As the popularity of the NFL increases around the world, the diverse pool of players contributing to the game continues to expand.
When the Browns drafted linebackers David Veikune (52nd overall) and Kaluka Maiava (104th) in the second and fourth rounds respectively, they welcomed two new Pacific Islanders into the NFL.
"Polynesians, they're pretty strong, very powerful, physical people," Veikune said. "The NFL's a very physical game, so I think they put two and two together and started recruiting over there."
"We're just people trying to play football and have a job," said Maiava. "I don't know if we're the chosen few or anything. We're just trying to make a living."
The Bengals, this Sunday's opponent and the Browns' in-state rival, added a player of Samoan descent when they selected linebacker Rey Maualuga with the sixth pick in the second round (No. 38 overall).
Maualuga played linebacker next to Maiava at the University of Southern California and knows what his fellow Samoan brings to the field.
"Kaluka's a great linebacker in my eyes, an undersized linebacker, but has a lot of heart and determination to get things done," Maualuga said in a teleconference Wednesday. "He's a playmaker. Given the opportunity, he will make plays."
Veikune is a native of Wahiawa on the Island of Oahu, while Maiava hails from Wailuku on Maui. Maiava also has roots in American Samoa and proudly displays his heritage with tattoos around his right arm and leg.
In addition to Maualuga, Bengals defensive tackles Jonathan Fanene and Domata Peko are also of Samoan descent.
They are the latest players with roots in the Pacific trying to make an impact at the NFL level. Last season, almost 30 Polynesian players played in the NFL.

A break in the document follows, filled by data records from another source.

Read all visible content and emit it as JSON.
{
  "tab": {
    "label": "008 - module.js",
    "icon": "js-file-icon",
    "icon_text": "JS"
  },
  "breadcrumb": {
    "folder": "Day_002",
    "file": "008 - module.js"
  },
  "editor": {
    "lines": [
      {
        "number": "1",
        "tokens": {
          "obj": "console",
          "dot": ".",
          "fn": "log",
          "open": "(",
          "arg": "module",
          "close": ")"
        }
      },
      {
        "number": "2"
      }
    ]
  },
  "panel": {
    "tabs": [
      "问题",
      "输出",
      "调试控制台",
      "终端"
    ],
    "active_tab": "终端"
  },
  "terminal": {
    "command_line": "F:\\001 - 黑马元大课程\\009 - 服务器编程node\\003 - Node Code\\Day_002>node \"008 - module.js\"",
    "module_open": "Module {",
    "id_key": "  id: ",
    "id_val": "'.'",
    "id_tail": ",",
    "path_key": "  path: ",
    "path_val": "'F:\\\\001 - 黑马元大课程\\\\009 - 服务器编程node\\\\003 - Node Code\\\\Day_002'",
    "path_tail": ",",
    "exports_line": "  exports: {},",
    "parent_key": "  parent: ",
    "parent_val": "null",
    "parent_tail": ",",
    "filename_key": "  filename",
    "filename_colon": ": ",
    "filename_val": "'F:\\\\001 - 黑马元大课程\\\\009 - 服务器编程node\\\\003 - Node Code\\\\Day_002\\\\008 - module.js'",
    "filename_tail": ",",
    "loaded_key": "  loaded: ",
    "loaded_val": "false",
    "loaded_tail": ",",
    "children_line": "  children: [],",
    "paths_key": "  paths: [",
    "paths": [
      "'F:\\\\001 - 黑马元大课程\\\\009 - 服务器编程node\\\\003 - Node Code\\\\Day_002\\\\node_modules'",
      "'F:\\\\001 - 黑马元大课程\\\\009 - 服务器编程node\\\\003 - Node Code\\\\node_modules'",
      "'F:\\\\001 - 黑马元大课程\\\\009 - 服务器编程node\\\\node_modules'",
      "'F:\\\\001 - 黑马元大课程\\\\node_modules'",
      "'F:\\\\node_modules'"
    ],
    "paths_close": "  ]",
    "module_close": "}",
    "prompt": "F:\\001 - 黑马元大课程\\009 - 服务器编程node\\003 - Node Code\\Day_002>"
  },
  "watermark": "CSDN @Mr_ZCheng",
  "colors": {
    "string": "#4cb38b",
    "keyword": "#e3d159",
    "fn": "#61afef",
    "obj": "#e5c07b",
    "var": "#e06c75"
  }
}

Steelers free safety Troy Polamalu has been one of the more high-profile Samoan players to compete in the NFL. He has 438 career tackles, 332 solo stops and 7 quarterback sacks over his seven seasons in Pittsburgh. He has 18 interceptions and returned one for a touchdown during the 2004 season.
Before Polamalu was bothering quarterbacks with blitzes off the edge or providing big hits to receivers going across the middle of the field, linebacker Junior Seau was setting the standard for Samoan players.
Seau played in the NFL from 1990 to 2008 with the Chargers, Dolphins and Patriots. During his career, Seau collected 56.5 quarterback sacks and 18 interceptions.
With the success of Hawaiian and Samoan players in the NFL, more people are paying attention to high school and college football in that region. Every coach who scouts in the area is trying to land the next big star from the islands.
"In Samoa, a lot of coaches go over there to recruit out of college," said Veikune. "A lot of guys are getting opportunities that they used to not get before."